How much do you charge? Does it make you crazy when that’s the first question out of someone’s mouth?
- Not “How good are you?”
- Not “Will your service/product really solve the problem?”
- Not even “How long will it take?”
It drives most of us nuts! Does it make you feel any better to know you’re in good company?
What’s Happening When They Ask "How Much Do You Charge?"
When a prospective client asks you how much do you charge one of two things is happening:
One - your prospect is trying to turn you into a commodity, or
Two – they already think you are a commodity.
When this happens you have to slow down the train and prove you are not. Why? Because commodities are interchangeable and, as a result, dirt cheap.
It’s hard to earn a living selling a commodity.
How Much Do You Charge: 2 Critical Things You Need to Know
When you get the question, it’s critical for you to remember two things that – as salespeople and consultants – it’s easy to forget.
First, realize that you are not required to spout off an answer just because they ask, “how much do you charge?”
You are allowed to ask questions and explain why you are asking them. You have a range of prices for services and you can’t tell what they need until you know more about their needs, about the problem they want to solve.
Second, many of the people who come to you will have no basis of comparison.
Hiring an expert like you is not what they do for a living. They may never have considered hiring someone like you before. They may not have done a lot of homework before contacting you. They may not know which questions to ask in order to figure out whether you are a good investment. “How much do you charge” is an easy question for them to ask, but isn’t a relevant one until much later in the selling conversation.
Here’s a critical sales axiom for you to remember: If you tell, you fail.
The Answer is Asking Questions
The question “how much do you charge” is a cue for you to start asking questions.
Remember this principle: When you talk at your prospect, the info goes in one ear and out the other without stopping in the brain in between. I call this the Teflon Effect ( ® E.I. DuPont de Nemours ) But when you ask questions, the prospect is more engaged and less defensive.
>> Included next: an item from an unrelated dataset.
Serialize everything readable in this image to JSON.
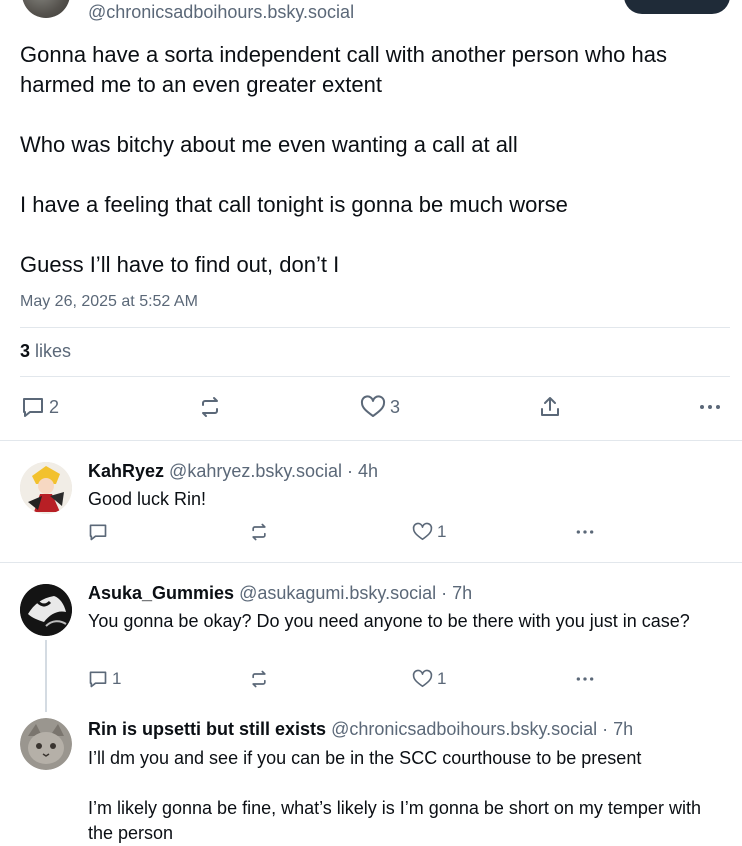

Here are some generic questions that you can ask when you’re prompted by the “how much do you charge” question:
- How were you hoping I could help?
- What have you tried so far?
- How have those things worked for you?
- What happens if you don’t work with someone like me?
- How important is it to you to fix this problem?
Obviously, these are very general, but you get the idea. Your prospect has to tell you what’s important to them. Your role is to ask questions, listen, and see if their problem is one you can solve. This is you being in service, and it’s the direct opposite of pushing and manipulating just to get the money. This is how your colleagues get four or five figures (or even more) for some of their projects.
To be effective in your business (translate: make good money), you will need to get comfortable asking questions, figuring out if you can solve the problem, and asking for a commitment.
Yes, it can be uncomfortable at first, just like any new skill. Like the first time you rode a bicycle, or skated, or did anything else that was brand new for you. With time and practice, it becomes natural, comfortable, and straightforward for you.
Take Action – Make These Your Own
The next time a prospective customer asks, “how much do you charge” try taking these steps:
- Try using the generic questions outlined above with your next prospect. See how it goes.
- If necessary, customize the questions so they work for you.
- Don’t worry about being perfect.
And remember the sales axiom: if you tell, you fail.
You can also check out these related posts:
Share a comment: if you are accustomed to using questions like these, let us know how it’s working for you.